There are two reasons to write poetry - one is for the self and the other is for others. Firstly, good poetry is honest, and honesty can seldom be a bad thing. So the first job of a poet is to be true, and to also be able to express this truth well. A poet must first try and find out the truth about himself or herself - and this makes everyone a poet, as long as one isn't merely flowing along with fashion and is instead trying to think about what he or she is truly made of, made for, and about what their purpose in this life is, about the beauty that might lie in the smallest drop or in the might of an entire ocean or the universe. One must also use poetry to conquer emotions, and be able to present perspectives about incidents that others may not have thought of before. Good poetry, therefore, is about seeing things from different perspectives, and it is also about saying things in different ways, to make it appeal to more people, to make more people connect with your ideas. Once a poet is able to do this, the next step is to become a beacon for society, to point out things that are not right, to point out areas that are hidden, and to do this in the most non-moralizing way possible. Good poetry is about showing a mirror to people in the form of words that they can understand. Simplicity, therefore, is an essential ingredient of good poetry. Of course a poem can have several layers but even at the simplest level, a poem must make sense to the most casual reader. All other allusions, craftsmanship, showmanship and wordplay can be then woven into this basic framework of the poem to make it more profound, so that people with varying levels of initiation can interpret it in many ways. A key to good poetry is to connect with as many people as one can, for while a vast portion of the meaning of the poem lies in the head that it came from, an at least equally vast portion of the meaning also lies in the heads it is going to enter - in the way they interpret it, and the more the interpretations are, the more meaningful a poem gets, and the more meaning it adds to people's lives, the more purposeful it gets. 

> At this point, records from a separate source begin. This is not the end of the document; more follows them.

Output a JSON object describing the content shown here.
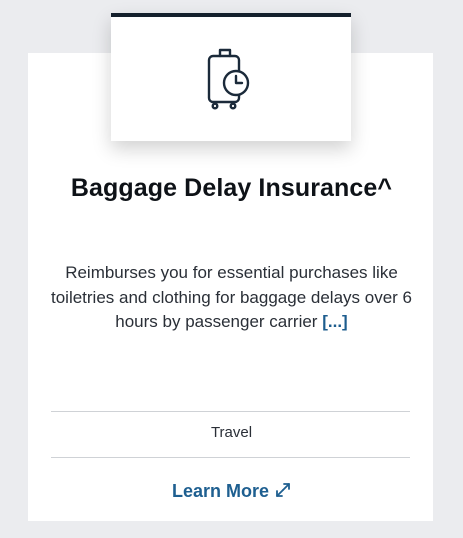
{
  "card": {
    "icon": "luggage-clock-icon",
    "title": "Baggage Delay Insurance^",
    "description": "Reimburses you for essential purchases like toiletries and clothing for baggage delays over 6 hours by passenger carrier",
    "more_link": "[...]",
    "category": "Travel",
    "cta_label": "Learn More",
    "cta_icon": "external-link-icon"
  },
  "colors": {
    "page_background": "#ebecef",
    "card_background": "#ffffff",
    "accent_bar": "#14202c",
    "link": "#1e5f90",
    "icon_stroke": "#1b2a3a"
  }
}
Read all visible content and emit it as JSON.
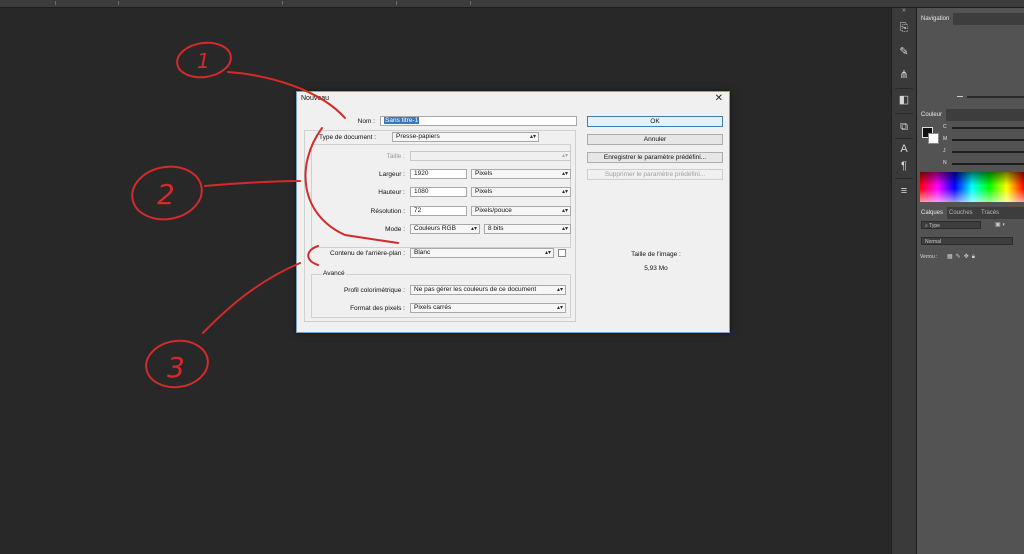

So if I were to conclude, I would say that good poetry would involve the unrestricted expression of powerful truths, both about the self and about the world, where the poet acts as a beacon that shows the truth to those who do not see it from a similar perspective, in a manner in which most people can understand; and good poetry comes only when one is inspired and when one allows emotions and passions to reach a certain level of volatility required to make us reach out for that level of existence where we can speak with a certain mysticsm by making words dance. Poetry is about making people see things from your vantage point, and the higher you let your passions elevate yourself, the higher you let inspiration take you, the more novel your vantage point will be from the rest, the greater your sense of mystery, and the better your words dance, and therefore, the better your poetry. Poetry is thus about perspective, about passion, inspiration, honesty and novelty -  and good poetry must have all of these in it.